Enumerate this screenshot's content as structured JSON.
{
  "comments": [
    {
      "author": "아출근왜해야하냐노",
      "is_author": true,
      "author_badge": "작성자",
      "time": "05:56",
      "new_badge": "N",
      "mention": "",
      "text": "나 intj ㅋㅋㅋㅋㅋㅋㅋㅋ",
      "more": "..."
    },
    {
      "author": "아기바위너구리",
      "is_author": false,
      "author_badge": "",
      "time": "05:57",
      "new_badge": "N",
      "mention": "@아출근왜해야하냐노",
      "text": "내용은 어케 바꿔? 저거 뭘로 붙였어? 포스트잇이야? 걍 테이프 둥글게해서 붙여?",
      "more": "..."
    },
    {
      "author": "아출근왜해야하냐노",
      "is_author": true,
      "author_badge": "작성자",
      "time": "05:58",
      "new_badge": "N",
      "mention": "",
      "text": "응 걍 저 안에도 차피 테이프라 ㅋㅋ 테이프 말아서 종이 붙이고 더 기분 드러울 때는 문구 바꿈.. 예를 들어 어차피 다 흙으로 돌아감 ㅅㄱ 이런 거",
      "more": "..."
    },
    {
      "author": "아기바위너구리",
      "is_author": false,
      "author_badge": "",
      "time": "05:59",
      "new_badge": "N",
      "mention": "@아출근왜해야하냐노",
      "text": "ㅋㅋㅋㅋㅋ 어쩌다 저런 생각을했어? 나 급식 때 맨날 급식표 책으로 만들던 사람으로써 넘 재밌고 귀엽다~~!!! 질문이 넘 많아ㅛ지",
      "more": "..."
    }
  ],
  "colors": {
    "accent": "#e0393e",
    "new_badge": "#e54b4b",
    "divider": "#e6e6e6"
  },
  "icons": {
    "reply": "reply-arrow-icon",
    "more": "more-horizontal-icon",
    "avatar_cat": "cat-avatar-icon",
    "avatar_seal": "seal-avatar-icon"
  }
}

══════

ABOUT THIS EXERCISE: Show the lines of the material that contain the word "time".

SOLVED EXERCISE:
      "time": "05:56",
      "time": "05:57",
      "time": "05:58",
      "time": "05:59",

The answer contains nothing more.